(Component data from apps and pages)
_ _ _ _ _ _ _
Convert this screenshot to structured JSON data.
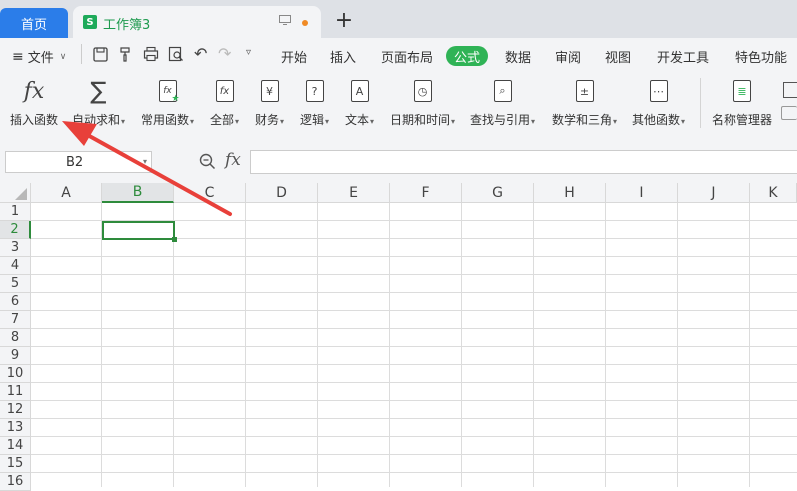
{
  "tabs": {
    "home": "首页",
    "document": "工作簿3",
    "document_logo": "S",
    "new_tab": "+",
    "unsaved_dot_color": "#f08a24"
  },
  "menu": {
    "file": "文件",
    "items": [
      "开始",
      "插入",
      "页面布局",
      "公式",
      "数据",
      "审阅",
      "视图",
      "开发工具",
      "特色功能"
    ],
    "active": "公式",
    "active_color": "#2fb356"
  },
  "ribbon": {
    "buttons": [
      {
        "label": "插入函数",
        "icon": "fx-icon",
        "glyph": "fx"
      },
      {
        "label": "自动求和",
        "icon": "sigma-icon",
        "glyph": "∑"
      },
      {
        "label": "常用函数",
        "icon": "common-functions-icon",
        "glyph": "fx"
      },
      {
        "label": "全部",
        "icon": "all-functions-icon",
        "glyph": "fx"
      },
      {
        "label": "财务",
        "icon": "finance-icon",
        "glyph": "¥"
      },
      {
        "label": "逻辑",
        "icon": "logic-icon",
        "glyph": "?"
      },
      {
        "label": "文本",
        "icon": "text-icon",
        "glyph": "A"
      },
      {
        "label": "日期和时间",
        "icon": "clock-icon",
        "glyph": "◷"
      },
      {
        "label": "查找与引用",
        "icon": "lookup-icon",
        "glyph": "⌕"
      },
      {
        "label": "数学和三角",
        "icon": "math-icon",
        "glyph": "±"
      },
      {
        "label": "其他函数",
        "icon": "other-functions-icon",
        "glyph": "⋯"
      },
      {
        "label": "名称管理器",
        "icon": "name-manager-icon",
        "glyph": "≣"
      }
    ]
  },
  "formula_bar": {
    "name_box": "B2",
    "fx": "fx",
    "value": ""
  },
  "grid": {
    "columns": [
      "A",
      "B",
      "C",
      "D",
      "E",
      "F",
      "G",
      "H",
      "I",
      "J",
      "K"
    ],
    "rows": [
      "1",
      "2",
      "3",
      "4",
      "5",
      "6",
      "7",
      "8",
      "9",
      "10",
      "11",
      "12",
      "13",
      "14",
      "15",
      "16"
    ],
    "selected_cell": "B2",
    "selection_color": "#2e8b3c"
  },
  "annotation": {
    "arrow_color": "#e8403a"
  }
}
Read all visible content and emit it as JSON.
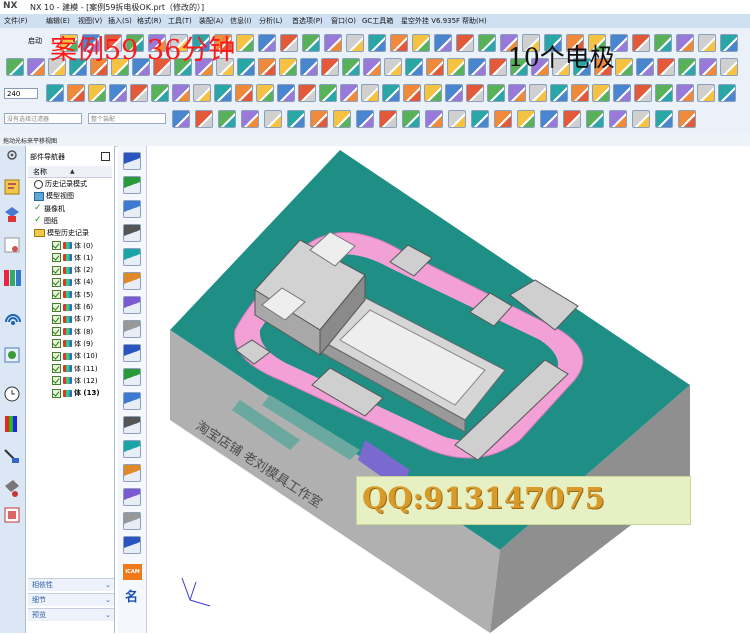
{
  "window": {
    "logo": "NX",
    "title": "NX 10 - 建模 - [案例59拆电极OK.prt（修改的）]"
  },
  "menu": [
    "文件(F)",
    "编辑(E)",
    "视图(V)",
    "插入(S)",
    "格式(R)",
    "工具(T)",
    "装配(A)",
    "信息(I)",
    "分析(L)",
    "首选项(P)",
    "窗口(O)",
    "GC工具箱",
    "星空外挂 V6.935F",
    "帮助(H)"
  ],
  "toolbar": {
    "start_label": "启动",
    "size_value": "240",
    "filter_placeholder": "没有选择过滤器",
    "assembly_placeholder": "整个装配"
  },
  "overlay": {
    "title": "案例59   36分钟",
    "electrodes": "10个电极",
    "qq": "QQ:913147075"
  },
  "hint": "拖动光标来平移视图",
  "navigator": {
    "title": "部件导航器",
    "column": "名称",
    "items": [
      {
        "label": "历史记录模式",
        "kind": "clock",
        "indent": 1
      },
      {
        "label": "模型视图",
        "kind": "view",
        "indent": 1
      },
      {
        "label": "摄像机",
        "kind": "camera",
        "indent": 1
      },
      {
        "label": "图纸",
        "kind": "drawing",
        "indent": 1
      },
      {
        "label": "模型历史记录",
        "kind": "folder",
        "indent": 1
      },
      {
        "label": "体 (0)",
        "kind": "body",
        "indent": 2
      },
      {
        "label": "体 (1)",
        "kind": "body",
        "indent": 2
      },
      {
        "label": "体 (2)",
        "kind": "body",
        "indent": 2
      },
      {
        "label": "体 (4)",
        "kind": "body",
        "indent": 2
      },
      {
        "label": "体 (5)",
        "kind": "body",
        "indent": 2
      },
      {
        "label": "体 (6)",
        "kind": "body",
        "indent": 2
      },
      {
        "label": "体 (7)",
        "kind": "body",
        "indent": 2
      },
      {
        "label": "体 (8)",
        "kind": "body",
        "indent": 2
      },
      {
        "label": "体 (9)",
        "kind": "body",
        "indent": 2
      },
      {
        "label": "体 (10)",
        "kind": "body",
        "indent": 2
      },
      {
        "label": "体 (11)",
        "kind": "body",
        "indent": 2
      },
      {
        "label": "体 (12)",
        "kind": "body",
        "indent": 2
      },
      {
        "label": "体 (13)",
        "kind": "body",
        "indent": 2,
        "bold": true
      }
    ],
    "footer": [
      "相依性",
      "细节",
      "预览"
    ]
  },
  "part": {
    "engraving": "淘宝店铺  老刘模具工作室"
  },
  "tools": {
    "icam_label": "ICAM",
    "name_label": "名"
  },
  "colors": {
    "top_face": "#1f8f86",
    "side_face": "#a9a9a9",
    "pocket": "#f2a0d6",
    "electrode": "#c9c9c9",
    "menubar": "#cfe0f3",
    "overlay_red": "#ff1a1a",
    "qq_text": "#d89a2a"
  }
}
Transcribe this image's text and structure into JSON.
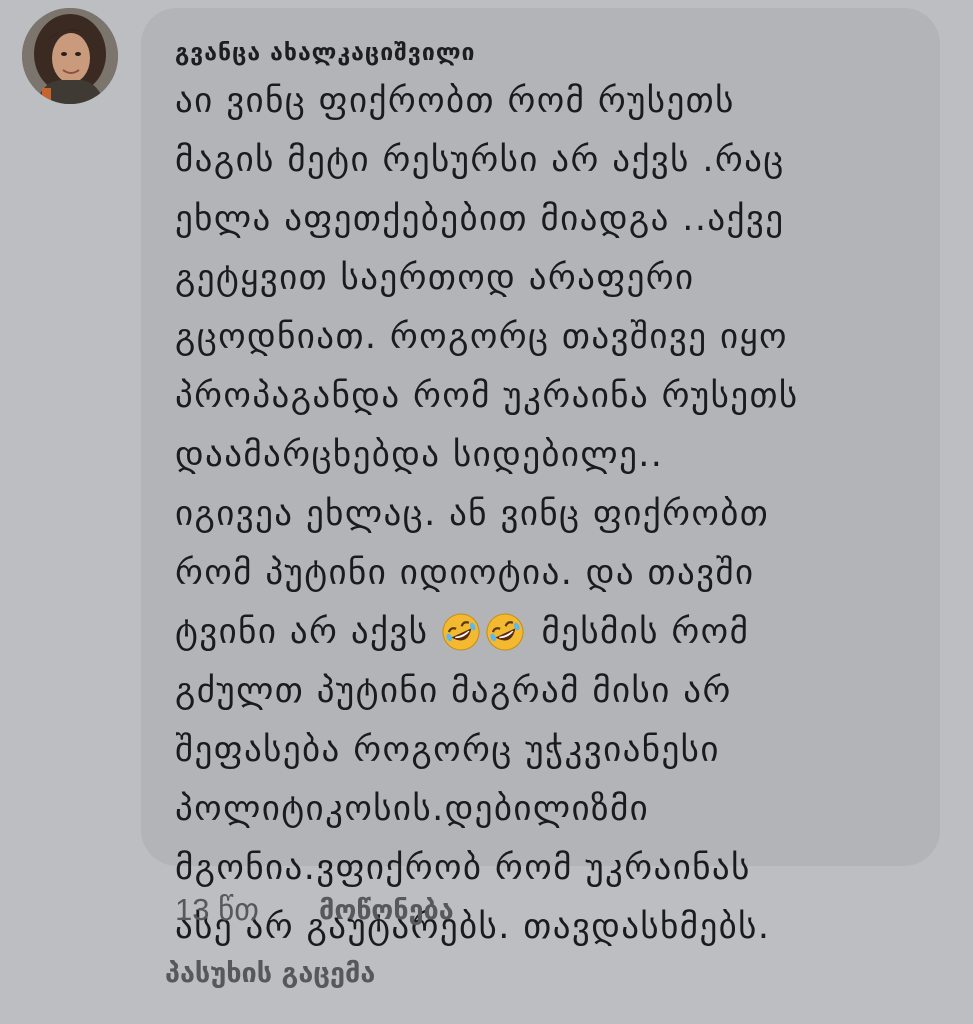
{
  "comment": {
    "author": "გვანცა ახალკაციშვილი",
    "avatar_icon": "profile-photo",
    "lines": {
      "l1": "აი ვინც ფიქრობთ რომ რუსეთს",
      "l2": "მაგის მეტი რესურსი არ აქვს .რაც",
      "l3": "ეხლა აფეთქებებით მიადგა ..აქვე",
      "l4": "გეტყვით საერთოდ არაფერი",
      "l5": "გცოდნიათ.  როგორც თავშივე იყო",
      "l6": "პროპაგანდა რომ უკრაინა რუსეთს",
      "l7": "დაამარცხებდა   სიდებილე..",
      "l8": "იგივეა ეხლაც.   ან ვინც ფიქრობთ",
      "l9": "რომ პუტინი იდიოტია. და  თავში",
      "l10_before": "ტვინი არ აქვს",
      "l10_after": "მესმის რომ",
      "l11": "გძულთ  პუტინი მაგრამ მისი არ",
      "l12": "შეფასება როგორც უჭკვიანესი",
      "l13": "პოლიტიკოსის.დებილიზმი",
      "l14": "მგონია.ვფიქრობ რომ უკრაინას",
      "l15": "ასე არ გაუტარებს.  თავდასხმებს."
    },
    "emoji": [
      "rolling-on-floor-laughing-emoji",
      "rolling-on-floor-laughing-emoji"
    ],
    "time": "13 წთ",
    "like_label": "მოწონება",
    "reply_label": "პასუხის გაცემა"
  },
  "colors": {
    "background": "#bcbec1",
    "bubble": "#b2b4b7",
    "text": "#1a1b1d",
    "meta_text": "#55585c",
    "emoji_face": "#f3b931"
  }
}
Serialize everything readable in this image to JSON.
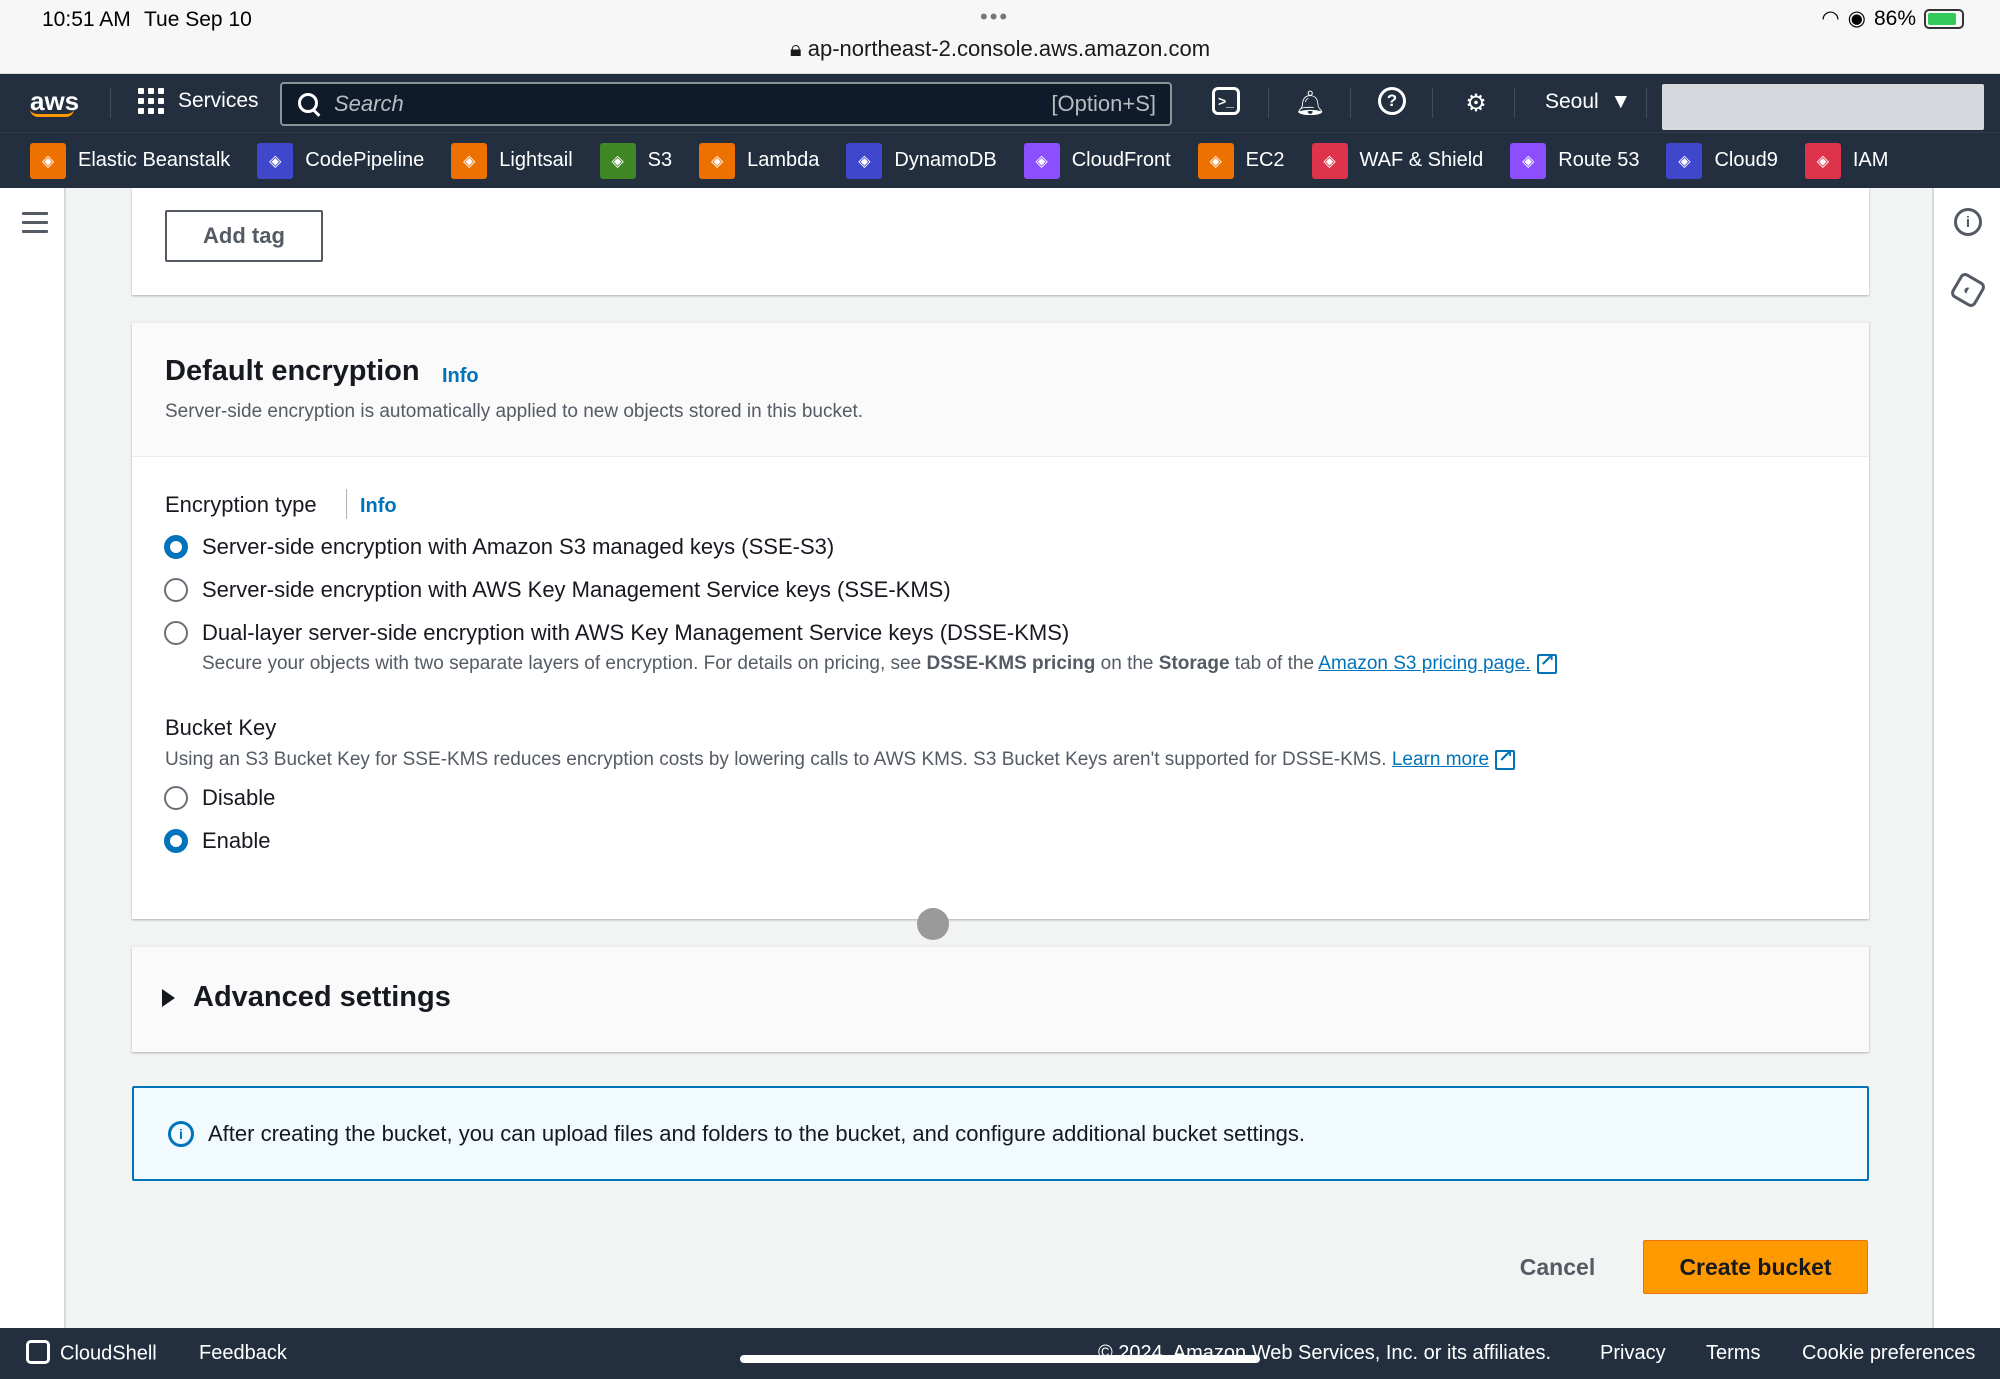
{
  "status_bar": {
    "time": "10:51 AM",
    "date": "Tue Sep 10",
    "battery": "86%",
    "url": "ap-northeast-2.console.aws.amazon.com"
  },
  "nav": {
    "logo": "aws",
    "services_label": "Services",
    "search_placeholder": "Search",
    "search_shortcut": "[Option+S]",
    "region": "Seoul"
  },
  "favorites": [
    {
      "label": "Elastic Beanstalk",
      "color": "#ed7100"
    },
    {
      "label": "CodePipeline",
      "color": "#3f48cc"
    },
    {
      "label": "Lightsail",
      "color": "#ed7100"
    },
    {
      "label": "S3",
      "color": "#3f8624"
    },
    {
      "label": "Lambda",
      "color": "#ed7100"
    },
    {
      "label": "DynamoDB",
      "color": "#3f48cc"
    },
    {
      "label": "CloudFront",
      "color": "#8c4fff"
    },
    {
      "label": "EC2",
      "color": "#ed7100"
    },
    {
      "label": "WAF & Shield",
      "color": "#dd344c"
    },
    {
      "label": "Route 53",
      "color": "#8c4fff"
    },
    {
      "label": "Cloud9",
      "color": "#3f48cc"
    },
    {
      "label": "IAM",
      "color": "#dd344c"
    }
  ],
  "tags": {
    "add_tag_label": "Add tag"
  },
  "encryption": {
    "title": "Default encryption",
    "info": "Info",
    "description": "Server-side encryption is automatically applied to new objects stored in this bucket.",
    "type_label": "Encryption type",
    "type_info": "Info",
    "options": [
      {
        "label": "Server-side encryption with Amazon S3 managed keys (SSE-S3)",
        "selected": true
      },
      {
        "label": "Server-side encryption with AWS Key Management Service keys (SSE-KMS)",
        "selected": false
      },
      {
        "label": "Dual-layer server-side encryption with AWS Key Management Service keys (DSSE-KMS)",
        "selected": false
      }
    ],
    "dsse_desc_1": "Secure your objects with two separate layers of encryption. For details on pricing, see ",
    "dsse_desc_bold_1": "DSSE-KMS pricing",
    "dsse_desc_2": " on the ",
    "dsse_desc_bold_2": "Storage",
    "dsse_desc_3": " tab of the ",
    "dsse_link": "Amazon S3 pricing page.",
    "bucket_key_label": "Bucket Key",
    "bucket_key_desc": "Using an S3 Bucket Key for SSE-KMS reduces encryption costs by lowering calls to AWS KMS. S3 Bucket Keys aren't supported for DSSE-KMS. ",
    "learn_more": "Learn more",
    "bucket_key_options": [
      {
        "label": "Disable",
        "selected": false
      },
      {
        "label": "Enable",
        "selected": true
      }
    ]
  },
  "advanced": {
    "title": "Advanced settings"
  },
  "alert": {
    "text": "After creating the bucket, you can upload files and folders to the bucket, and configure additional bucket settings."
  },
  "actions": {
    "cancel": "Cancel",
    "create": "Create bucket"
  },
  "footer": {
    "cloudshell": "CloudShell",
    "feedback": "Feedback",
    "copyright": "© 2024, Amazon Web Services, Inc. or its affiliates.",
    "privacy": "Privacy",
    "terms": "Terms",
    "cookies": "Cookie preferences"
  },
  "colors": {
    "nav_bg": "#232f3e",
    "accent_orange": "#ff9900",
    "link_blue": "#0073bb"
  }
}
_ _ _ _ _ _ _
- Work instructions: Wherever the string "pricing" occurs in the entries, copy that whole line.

- Exercise answer:
    "dsse_desc_1": "Secure your objects with two separate layers of encryption. For details on pricing, see ",
    "dsse_desc_bold_1": "DSSE-KMS pricing",
    "dsse_link": "Amazon S3 pricing page.",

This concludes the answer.